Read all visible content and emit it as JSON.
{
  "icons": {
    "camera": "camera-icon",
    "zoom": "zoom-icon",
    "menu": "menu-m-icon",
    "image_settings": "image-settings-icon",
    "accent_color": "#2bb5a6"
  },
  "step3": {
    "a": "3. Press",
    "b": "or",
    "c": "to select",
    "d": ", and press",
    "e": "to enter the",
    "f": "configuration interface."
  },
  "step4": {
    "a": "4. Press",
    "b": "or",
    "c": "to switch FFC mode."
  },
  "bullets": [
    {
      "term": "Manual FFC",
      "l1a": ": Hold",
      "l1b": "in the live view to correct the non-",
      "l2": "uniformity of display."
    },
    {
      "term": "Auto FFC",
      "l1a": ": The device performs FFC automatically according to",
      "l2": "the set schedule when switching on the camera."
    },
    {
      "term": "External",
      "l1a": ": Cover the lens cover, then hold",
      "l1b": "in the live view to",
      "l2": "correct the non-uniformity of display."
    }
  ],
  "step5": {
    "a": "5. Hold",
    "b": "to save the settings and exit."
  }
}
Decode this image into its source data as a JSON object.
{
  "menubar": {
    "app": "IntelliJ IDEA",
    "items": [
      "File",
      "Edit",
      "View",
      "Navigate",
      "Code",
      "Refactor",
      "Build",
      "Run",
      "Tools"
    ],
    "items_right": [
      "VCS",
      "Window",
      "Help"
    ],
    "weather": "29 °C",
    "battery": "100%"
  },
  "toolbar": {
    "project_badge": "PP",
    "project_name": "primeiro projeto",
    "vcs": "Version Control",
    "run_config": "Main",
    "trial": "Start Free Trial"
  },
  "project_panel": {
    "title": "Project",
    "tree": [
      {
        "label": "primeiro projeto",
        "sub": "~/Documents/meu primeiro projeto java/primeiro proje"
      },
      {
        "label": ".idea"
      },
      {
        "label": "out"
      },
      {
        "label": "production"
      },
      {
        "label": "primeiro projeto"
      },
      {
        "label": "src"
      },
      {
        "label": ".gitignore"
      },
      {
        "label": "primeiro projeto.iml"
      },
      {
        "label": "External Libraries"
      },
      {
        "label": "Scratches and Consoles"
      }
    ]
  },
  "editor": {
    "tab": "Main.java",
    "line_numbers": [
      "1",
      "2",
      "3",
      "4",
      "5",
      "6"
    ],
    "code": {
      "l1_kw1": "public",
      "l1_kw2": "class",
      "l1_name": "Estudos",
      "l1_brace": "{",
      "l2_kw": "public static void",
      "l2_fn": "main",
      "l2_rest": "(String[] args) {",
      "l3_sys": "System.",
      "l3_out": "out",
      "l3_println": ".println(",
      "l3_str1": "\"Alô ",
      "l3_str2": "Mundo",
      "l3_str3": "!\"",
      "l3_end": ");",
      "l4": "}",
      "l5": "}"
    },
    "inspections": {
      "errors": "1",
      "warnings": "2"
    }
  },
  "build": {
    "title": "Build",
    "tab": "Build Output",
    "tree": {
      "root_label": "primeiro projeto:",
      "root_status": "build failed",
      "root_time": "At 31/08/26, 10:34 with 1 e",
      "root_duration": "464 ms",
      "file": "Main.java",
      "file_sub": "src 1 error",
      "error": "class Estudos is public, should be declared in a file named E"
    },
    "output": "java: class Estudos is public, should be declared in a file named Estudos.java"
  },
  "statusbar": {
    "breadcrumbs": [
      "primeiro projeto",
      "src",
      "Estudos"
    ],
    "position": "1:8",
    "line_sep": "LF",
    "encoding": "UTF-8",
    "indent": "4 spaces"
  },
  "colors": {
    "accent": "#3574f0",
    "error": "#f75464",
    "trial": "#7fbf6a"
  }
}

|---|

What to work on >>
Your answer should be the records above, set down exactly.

Task solution >>
Read all visible content and emit it as JSON.
{
  "icons": {
    "camera": "camera-icon",
    "zoom": "zoom-icon",
    "menu": "menu-m-icon",
    "image_settings": "image-settings-icon",
    "accent_color": "#2bb5a6"
  },
  "step3": {
    "a": "3. Press",
    "b": "or",
    "c": "to select",
    "d": ", and press",
    "e": "to enter the",
    "f": "configuration interface."
  },
  "step4": {
    "a": "4. Press",
    "b": "or",
    "c": "to switch FFC mode."
  },
  "bullets": [
    {
      "term": "Manual FFC",
      "l1a": ": Hold",
      "l1b": "in the live view to correct the non-",
      "l2": "uniformity of display."
    },
    {
      "term": "Auto FFC",
      "l1a": ": The device performs FFC automatically according to",
      "l2": "the set schedule when switching on the camera."
    },
    {
      "term": "External",
      "l1a": ": Cover the lens cover, then hold",
      "l1b": "in the live view to",
      "l2": "correct the non-uniformity of display."
    }
  ],
  "step5": {
    "a": "5. Hold",
    "b": "to save the settings and exit."
  }
}
Decode this image into its source data as a JSON object.
{
  "menubar": {
    "app": "IntelliJ IDEA",
    "items": [
      "File",
      "Edit",
      "View",
      "Navigate",
      "Code",
      "Refactor",
      "Build",
      "Run",
      "Tools"
    ],
    "items_right": [
      "VCS",
      "Window",
      "Help"
    ],
    "weather": "29 °C",
    "battery": "100%"
  },
  "toolbar": {
    "project_badge": "PP",
    "project_name": "primeiro projeto",
    "vcs": "Version Control",
    "run_config": "Main",
    "trial": "Start Free Trial"
  },
  "project_panel": {
    "title": "Project",
    "tree": [
      {
        "label": "primeiro projeto",
        "sub": "~/Documents/meu primeiro projeto java/primeiro proje"
      },
      {
        "label": ".idea"
      },
      {
        "label": "out"
      },
      {
        "label": "production"
      },
      {
        "label": "primeiro projeto"
      },
      {
        "label": "src"
      },
      {
        "label": ".gitignore"
      },
      {
        "label": "primeiro projeto.iml"
      },
      {
        "label": "External Libraries"
      },
      {
        "label": "Scratches and Consoles"
      }
    ]
  },
  "editor": {
    "tab": "Main.java",
    "line_numbers": [
      "1",
      "2",
      "3",
      "4",
      "5",
      "6"
    ],
    "code": {
      "l1_kw1": "public",
      "l1_kw2": "class",
      "l1_name": "Estudos",
      "l1_brace": "{",
      "l2_kw": "public static void",
      "l2_fn": "main",
      "l2_rest": "(String[] args) {",
      "l3_sys": "System.",
      "l3_out": "out",
      "l3_println": ".println(",
      "l3_str1": "\"Alô ",
      "l3_str2": "Mundo",
      "l3_str3": "!\"",
      "l3_end": ");",
      "l4": "}",
      "l5": "}"
    },
    "inspections": {
      "errors": "1",
      "warnings": "2"
    }
  },
  "build": {
    "title": "Build",
    "tab": "Build Output",
    "tree": {
      "root_label": "primeiro projeto:",
      "root_status": "build failed",
      "root_time": "At 31/08/26, 10:34 with 1 e",
      "root_duration": "464 ms",
      "file": "Main.java",
      "file_sub": "src 1 error",
      "error": "class Estudos is public, should be declared in a file named E"
    },
    "output": "java: class Estudos is public, should be declared in a file named Estudos.java"
  },
  "statusbar": {
    "breadcrumbs": [
      "primeiro projeto",
      "src",
      "Estudos"
    ],
    "position": "1:8",
    "line_sep": "LF",
    "encoding": "UTF-8",
    "indent": "4 spaces"
  },
  "colors": {
    "accent": "#3574f0",
    "error": "#f75464",
    "trial": "#7fbf6a"
  }
}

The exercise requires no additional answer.